• **Task details**
Your task is to find every line in the records that holds the string "title" and copy it.

○ ○ ○ ○

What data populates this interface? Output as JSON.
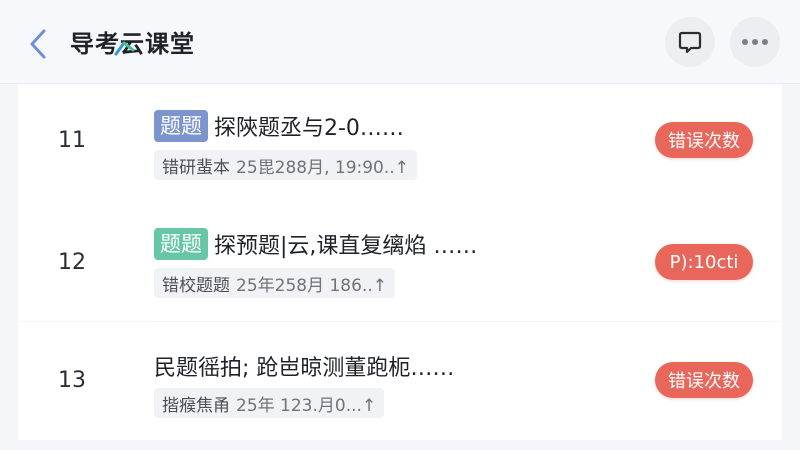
{
  "header": {
    "title": "导考云课堂"
  },
  "rows": [
    {
      "number": "11",
      "tag": "题题",
      "title": "探陝题丞与2-0……",
      "sub_label": "错研蜚本",
      "sub_meta": "25毘288月, 19:90..↑",
      "button": "错误次数"
    },
    {
      "number": "12",
      "tag": "题题",
      "title": "探预题|云,课直复缡焰 ……",
      "sub_label": "错校题题",
      "sub_meta": "25年258月 186..↑",
      "button": "P):10cti"
    },
    {
      "number": "13",
      "tag": "",
      "title": "民题徭拍; 跄岜晾测董跑枙……",
      "sub_label": "揩瘊焦甬",
      "sub_meta": "25年 123.月0...↑",
      "button": "错误次数"
    }
  ],
  "colors": {
    "accent_back": "#6f8fd6",
    "tag_blue": "#7c95cf",
    "tag_green": "#66c6a6",
    "pill_red": "#e8665a"
  },
  "icons": {
    "back": "chevron-left-icon",
    "comment": "comment-icon",
    "more": "more-icon"
  }
}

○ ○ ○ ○

• **Output for this task**
    "title": "导考云课堂"
      "title": "探陝题丞与2-0……",
      "title": "探预题|云,课直复缡焰 ……",
      "title": "民题徭拍; 跄岜晾测董跑枙……",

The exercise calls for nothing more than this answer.